• Your instructions:
Return all of the following entries as written, but without the images.

[Dataset rows for apps and sites]
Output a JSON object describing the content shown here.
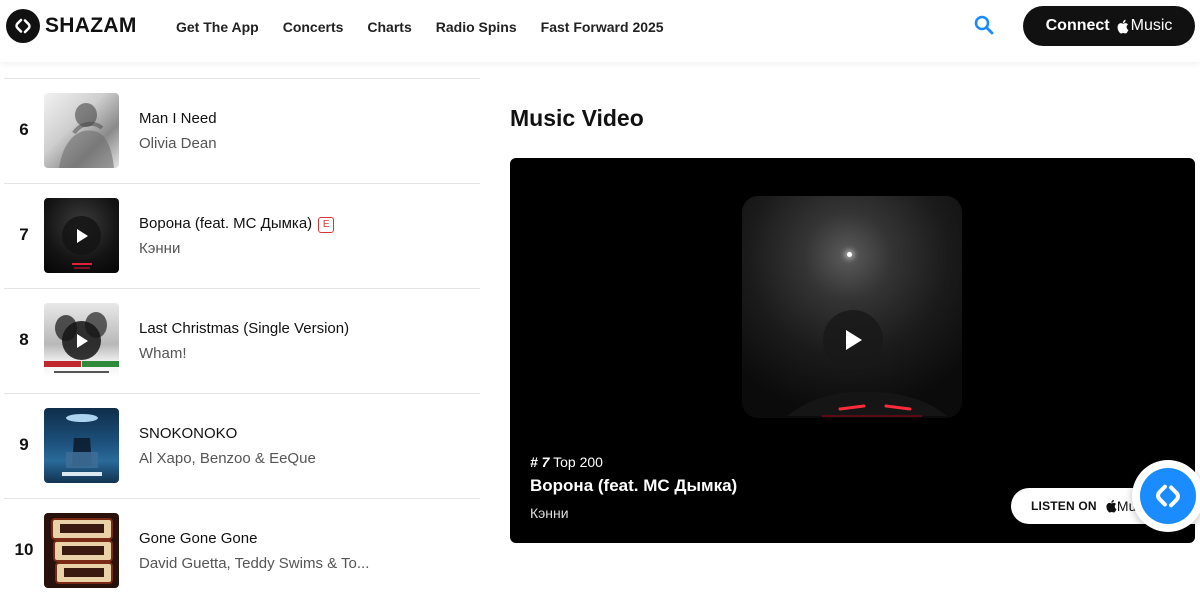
{
  "header": {
    "logo_text": "SHAZAM",
    "nav": [
      "Get The App",
      "Concerts",
      "Charts",
      "Radio Spins",
      "Fast Forward 2025"
    ],
    "connect_label": "Connect",
    "apple_music_label": "Music"
  },
  "chart_list": [
    {
      "rank": "6",
      "title": "Man I Need",
      "artist": "Olivia Dean",
      "explicit": false
    },
    {
      "rank": "7",
      "title": "Ворона (feat. MC Дымка)",
      "artist": "Кэнни",
      "explicit": true,
      "explicit_label": "E"
    },
    {
      "rank": "8",
      "title": "Last Christmas (Single Version)",
      "artist": "Wham!",
      "explicit": false
    },
    {
      "rank": "9",
      "title": "SNOKONOKO",
      "artist": "Al Xapo, Benzoo & EeQue",
      "explicit": false
    },
    {
      "rank": "10",
      "title": "Gone Gone Gone",
      "artist": "David Guetta, Teddy Swims & To...",
      "explicit": false
    }
  ],
  "music_video": {
    "heading": "Music Video",
    "rank_label": "# 7",
    "chart_label": "Top 200",
    "song": "Ворона (feat. MC Дымка)",
    "artist": "Кэнни",
    "listen_on_label": "LISTEN ON",
    "apple_music_label": "Mu"
  },
  "colors": {
    "accent_blue": "#1a8cff",
    "explicit_red": "#dd3333",
    "video_bg": "#000000"
  }
}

• Task response:
Output a JSON object describing the content shown here.
{
  "header": {
    "logo_text": "SHAZAM",
    "nav": [
      "Get The App",
      "Concerts",
      "Charts",
      "Radio Spins",
      "Fast Forward 2025"
    ],
    "connect_label": "Connect",
    "apple_music_label": "Music"
  },
  "chart_list": [
    {
      "rank": "6",
      "title": "Man I Need",
      "artist": "Olivia Dean",
      "explicit": false
    },
    {
      "rank": "7",
      "title": "Ворона (feat. MC Дымка)",
      "artist": "Кэнни",
      "explicit": true,
      "explicit_label": "E"
    },
    {
      "rank": "8",
      "title": "Last Christmas (Single Version)",
      "artist": "Wham!",
      "explicit": false
    },
    {
      "rank": "9",
      "title": "SNOKONOKO",
      "artist": "Al Xapo, Benzoo & EeQue",
      "explicit": false
    },
    {
      "rank": "10",
      "title": "Gone Gone Gone",
      "artist": "David Guetta, Teddy Swims & To...",
      "explicit": false
    }
  ],
  "music_video": {
    "heading": "Music Video",
    "rank_label": "# 7",
    "chart_label": "Top 200",
    "song": "Ворона (feat. MC Дымка)",
    "artist": "Кэнни",
    "listen_on_label": "LISTEN ON",
    "apple_music_label": "Mu"
  },
  "colors": {
    "accent_blue": "#1a8cff",
    "explicit_red": "#dd3333",
    "video_bg": "#000000"
  }
}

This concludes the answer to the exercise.